Maine Woman Testifies at Senate Alzheimer’s Hearing
According to some estimates it’s the third leading cause of death in the U.S. and, if current trends continue, Alzheimer’s disease could effect as many as 16 million Americans by the year 2050.
During a hearing before the U.S. Senate Aging Committee on Wednesday, U.S. Sen. Susan Collins of Maine, who chairs the committee, said Alzheimer’s is the nation’s costliest disease, with the U.S. spending more than $236 billion on it per year.
The hearing was called to explore how much progress has been made in combating Alzheimer’s since the enactment, in 2011, of the National Alzheimer’s Project Act, co-authored by Collins.
Among those testifying was Polly Bradley, director of adult day services at the Southern Maine Agency on Aging in Scarborough. Bradley says that since 2012, her agency has developed two state-of-the-art adult day centers and shifted to a person-centered medical model designed to be affordable.
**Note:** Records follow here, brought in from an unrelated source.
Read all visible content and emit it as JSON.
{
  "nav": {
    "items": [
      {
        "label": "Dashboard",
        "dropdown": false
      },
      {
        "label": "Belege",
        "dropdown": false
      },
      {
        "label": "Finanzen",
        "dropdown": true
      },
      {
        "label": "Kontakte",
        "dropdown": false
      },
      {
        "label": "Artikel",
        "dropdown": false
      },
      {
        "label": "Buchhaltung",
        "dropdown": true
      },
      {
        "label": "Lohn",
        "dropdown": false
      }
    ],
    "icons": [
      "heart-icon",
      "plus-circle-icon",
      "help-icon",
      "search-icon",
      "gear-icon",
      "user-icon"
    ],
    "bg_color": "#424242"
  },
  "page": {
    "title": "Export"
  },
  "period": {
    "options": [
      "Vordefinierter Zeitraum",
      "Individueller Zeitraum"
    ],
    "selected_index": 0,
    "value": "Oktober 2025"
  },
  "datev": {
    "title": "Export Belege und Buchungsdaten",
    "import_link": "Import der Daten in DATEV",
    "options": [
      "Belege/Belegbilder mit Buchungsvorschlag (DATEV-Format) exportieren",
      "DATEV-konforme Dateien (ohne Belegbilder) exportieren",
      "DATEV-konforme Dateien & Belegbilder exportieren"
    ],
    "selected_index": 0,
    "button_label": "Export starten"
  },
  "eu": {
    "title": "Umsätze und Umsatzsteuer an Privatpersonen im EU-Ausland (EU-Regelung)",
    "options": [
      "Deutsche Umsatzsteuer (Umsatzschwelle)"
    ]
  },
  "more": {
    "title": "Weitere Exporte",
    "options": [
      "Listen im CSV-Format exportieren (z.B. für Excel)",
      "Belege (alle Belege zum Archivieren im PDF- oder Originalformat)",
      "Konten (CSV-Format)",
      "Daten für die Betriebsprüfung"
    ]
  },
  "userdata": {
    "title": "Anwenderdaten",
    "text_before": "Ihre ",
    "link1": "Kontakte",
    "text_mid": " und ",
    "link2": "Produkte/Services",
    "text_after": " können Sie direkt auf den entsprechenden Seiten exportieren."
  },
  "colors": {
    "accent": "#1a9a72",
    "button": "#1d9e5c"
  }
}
“Family caregivers tell us that their loved ones are happier,” she says. “They come home from the centers wanting to talk about their day. They refer to our centers as their club, which makes them eager to return. Our program extends to the caregivers because we know that it can be a lonely and depressing journey for all of them.”
Bradley says that, on a more personal note, she was blessed to have spent the last ten years caring for her father, who had frontal lobe dementia and died in December.